Try it: Report every line from the material that contains the word "디스플레이".
**** Supplied material ****
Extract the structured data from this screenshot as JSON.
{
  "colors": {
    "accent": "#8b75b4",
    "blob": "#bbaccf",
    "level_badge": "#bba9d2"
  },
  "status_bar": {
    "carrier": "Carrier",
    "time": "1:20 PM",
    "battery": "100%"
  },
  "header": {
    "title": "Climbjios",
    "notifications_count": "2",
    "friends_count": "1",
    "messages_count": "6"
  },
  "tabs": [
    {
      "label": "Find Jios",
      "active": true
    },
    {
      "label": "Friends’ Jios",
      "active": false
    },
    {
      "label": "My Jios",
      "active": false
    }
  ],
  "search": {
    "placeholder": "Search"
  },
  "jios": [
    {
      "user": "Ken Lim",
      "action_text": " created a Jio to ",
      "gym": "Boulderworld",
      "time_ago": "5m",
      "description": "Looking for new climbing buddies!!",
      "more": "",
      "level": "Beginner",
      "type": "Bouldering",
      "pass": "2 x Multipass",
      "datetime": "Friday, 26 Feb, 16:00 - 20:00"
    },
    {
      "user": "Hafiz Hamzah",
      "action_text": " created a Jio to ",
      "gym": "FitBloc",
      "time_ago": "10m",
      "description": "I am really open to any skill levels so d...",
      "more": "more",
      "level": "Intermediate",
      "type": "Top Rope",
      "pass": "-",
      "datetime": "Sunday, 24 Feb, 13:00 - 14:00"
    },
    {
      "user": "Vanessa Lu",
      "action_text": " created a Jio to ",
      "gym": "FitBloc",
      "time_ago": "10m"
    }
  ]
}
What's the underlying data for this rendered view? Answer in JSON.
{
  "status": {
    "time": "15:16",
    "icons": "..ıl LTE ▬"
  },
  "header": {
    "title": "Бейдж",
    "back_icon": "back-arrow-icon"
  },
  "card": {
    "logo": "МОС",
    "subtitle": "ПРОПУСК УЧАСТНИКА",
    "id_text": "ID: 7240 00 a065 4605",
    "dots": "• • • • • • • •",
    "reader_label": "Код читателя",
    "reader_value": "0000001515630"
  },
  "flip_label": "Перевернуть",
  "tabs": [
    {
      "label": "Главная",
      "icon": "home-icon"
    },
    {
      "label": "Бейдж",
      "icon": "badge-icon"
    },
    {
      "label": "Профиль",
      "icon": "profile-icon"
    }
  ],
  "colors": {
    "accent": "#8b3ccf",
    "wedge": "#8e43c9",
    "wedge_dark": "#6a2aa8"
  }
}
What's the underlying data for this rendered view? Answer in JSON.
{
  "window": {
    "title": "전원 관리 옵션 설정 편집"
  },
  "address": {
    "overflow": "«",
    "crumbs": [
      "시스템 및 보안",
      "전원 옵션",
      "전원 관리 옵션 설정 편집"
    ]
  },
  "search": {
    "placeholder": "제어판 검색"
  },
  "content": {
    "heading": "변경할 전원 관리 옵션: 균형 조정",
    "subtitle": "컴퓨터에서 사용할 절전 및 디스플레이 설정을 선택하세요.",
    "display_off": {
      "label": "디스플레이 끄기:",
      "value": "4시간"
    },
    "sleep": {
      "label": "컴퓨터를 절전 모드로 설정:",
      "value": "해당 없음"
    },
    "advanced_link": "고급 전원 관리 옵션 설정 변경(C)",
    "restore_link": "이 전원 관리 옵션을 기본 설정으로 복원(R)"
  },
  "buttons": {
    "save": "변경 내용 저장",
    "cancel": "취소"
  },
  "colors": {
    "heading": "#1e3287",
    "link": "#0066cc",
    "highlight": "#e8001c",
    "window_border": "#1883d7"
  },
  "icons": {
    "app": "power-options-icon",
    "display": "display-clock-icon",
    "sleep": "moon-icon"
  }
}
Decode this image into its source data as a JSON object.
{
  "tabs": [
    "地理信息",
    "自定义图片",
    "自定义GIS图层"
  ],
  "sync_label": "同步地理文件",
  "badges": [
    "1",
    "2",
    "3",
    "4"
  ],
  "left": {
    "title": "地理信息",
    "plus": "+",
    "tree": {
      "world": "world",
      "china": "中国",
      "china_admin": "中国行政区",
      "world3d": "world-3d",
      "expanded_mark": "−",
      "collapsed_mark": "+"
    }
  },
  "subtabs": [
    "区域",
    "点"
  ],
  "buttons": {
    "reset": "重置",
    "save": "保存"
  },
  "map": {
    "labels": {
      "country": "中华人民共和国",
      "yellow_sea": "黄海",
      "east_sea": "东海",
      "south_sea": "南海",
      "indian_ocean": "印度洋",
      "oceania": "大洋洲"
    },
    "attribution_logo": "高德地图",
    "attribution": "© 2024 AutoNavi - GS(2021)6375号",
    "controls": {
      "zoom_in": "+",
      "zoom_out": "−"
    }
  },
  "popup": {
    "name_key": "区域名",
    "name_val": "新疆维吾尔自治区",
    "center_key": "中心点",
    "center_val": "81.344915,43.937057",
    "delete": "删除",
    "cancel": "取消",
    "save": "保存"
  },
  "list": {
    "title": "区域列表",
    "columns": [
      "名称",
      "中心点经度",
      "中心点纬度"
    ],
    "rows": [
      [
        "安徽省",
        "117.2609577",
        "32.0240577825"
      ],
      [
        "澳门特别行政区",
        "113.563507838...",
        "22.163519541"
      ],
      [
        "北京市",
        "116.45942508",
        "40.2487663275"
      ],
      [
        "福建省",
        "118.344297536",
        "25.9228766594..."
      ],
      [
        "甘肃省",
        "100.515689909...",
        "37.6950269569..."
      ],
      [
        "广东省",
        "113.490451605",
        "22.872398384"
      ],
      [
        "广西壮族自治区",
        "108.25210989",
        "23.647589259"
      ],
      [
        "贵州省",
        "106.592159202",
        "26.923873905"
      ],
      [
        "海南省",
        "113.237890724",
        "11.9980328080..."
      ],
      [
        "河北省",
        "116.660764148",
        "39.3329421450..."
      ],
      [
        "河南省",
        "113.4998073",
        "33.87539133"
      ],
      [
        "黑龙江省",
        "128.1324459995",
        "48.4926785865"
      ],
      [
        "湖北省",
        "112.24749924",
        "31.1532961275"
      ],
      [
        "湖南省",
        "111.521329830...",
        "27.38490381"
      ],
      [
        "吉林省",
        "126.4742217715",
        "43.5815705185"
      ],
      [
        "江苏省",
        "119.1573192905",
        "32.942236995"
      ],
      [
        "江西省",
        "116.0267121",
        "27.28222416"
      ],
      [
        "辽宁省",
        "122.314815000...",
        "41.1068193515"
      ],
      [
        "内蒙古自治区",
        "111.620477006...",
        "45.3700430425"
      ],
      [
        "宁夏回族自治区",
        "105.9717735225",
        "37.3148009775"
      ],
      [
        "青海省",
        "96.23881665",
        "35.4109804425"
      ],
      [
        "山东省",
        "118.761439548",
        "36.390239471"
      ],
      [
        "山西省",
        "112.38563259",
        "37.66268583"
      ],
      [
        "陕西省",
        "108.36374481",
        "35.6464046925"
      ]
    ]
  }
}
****
Response area:
    "subtitle": "컴퓨터에서 사용할 절전 및 디스플레이 설정을 선택하세요.",
      "label": "디스플레이 끄기:",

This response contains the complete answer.